It’s another fast Renault made for people who enjoy driving. Don’t get me wrong, you’d be just as happy in a Golf GTI or a Civic Type R, but every time you’d drive past one of these, you’d be kicking yourself in the stomach for not getting the Renault. It’s that much sharper, that much more focused, and that much more exciting. If you’re not a snob about the badge and you don’t want to go for any of the mainstream options, Renault has you covered. If you’re thinking about doing any sort of track work with your hot hatchback, you’d have to be insane to get anything other than the Megane.
Megane RS 300 Thorphy Cost
The OTR price of just £31,835 makes this an extremely tempting proposition, but that price can quickly swell up if you check a couple of optional extras. Our £36,085 tester came with metallic paint (£1,300) and a BOSE pack (£800), both of which you can skip. The one costly option I’d say is a must-have is the £1,500 Recaro Sports Pack which adds Recaro bucket seats with Alcantara.
It’s the most exciting car in its class. If you love driving and you want to experience the rawest, most pure FWD car on the market, there is no alternative.
2019 Renault Megane RS 300 Trophy Specs
- Price: £36,085
- Engine: 1.8-litre turbocharged four-cylinder
- Power: 300 hp
- Torque: 400 Nm
- Transmission: six-gear manual

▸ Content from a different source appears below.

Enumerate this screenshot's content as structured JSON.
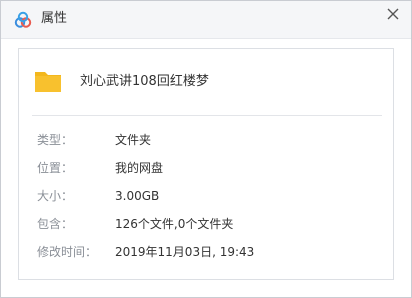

- 0-62mph: 5.7 seconds
- Top speed: 163 mph
- Weight: 1,419 kg
- Economy combined: 34.3 mpg
- CO2: 183 g/km